A road safety campaign has been launched in a bid to cut deaths and injuries among motorbikers.
Sunderland saw 26 bikers seriously injured and one killed in collisions between 2012 and 2016, while in County Durham there were 22 killed and 168 seriously injured.
Now with Easter almost upon us and spring weather approaching, more and more bikers are likely to take to the roads, which will lead to a higher risk of collisions and deaths.
According to recent figures, bikers are 55 times more likely to be killed in a road crash than car drivers.
Road Safety GB North East said between 2012 and 2016, 2,345 motorcyclists had been killed or injured in the region, with 780 being seriously injured and 52 killed.
The road safety group and police are urging bikers to take it easy when out on the roads and are appealing for motorists to take a second look for bikes before pulling out of junctions or attempting to overtake.
Paul Watson, chairman of Road Safety GB North East, said the majority of motorcyclist fatalities involved bikes over 500cc, and 71% occurred on urban roads, rather than in rural areas.
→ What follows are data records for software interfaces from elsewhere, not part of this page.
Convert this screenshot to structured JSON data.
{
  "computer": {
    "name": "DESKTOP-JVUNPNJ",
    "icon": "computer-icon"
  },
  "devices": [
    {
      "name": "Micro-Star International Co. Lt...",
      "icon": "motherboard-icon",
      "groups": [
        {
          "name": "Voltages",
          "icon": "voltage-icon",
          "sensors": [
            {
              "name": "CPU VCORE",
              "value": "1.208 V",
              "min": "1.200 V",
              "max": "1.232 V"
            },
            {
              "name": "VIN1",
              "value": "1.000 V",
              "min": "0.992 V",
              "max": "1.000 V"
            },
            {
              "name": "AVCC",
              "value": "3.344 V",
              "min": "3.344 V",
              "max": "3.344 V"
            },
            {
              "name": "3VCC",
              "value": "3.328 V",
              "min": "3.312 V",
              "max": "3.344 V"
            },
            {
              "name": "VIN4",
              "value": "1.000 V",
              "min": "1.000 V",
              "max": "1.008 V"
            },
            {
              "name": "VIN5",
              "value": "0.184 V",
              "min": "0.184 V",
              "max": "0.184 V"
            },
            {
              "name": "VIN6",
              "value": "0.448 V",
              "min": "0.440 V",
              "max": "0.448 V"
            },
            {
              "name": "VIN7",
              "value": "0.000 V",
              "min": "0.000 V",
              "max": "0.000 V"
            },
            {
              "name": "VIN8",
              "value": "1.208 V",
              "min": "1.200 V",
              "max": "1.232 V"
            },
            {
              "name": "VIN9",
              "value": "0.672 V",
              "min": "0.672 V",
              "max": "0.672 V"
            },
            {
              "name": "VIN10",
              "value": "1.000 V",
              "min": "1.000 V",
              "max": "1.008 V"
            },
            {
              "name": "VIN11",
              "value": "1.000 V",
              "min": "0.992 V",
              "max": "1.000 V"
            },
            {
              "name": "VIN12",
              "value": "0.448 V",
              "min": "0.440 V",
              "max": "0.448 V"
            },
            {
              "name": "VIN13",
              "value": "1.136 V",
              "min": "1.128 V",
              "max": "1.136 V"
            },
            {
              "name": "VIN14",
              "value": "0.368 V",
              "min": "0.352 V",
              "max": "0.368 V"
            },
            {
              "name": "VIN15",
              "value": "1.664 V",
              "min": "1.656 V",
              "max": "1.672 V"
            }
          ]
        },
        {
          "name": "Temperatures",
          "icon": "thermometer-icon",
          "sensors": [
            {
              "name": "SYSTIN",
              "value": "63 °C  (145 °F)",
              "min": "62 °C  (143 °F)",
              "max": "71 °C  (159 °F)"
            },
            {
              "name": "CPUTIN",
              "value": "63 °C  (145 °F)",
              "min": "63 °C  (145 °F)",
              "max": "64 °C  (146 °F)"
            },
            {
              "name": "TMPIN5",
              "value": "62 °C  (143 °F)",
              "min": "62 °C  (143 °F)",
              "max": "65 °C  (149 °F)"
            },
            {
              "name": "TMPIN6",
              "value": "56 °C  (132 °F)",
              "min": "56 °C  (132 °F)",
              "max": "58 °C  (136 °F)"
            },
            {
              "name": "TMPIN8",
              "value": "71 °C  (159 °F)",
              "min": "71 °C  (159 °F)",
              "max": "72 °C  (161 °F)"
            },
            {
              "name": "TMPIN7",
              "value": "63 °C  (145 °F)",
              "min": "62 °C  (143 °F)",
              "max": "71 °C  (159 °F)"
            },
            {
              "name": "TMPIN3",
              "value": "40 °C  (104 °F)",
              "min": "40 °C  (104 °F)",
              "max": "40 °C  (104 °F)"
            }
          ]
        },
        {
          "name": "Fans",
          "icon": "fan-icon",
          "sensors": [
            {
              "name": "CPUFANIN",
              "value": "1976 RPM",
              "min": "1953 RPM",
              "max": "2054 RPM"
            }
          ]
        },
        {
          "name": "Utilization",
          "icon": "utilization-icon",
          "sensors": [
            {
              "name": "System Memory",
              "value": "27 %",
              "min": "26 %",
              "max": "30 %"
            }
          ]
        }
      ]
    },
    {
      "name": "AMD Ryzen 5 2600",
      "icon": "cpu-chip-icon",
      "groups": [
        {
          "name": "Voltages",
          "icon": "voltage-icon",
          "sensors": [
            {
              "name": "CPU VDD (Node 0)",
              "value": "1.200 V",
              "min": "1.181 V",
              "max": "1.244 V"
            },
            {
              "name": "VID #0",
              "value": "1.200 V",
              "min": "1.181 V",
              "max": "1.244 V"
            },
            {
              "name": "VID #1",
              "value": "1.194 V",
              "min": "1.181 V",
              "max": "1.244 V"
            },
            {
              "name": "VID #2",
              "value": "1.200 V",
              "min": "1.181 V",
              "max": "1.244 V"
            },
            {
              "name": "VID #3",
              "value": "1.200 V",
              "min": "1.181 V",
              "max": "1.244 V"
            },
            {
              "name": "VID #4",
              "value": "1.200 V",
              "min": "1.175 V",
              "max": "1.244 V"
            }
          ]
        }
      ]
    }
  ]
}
“We are delighted to see that the number of motorcycle casualties across the region has decreased by 16% since 2012, but we are still seeing a high number of fatalities, and collision figures are way off where we would like them to be,” he said.
“Failing to look properly is a factor in many road collisions, and collisions involving motorbikes are no different.
“It may be that the biker hasn’t looked properly or is travelling too fast or not in accordance with the conditions or road.
“Sometimes they simply lose control of their bike.
“However, it could also be down to drivers failing to spot a motorbike when they are pulling out of a junction, or when they go to overtake.
“Bikers are more vulnerable to serious injury, so we urge everyone to take it easy, to drive or ride sensibly, and to look out for each other. It could save a life.”
Almost all motorcyclists, 97%, injured on the region’s roads since 2012 live in the region, and most people were injured on their home local authority’s roads.
Inspector Dean Hood, of Northumbria Police Motor Patrols, said: “The safety of all road users, particularly vulnerable road users such as motorcyclists, is something which we take extremely seriously.
“Motorcyclists can take some sensible precautions to help avoid being seriously injured such as; wearing appropriate safety clothing and equipment, ensuring their skills and experience are current for the motorcycle they are riding and also that their vehicles are roadworthy and checked regularly.
“Motorcyclists can also take advantage of a number of courses and inputs, such as ‘cornering clinics’ and ‘biker down’ sessions, which are available locally.”
County Durham and Northumberland see the highest numbers of motorcyclist casualties.
However, given the size and nature of the roads in these two authorities, this is to be expected.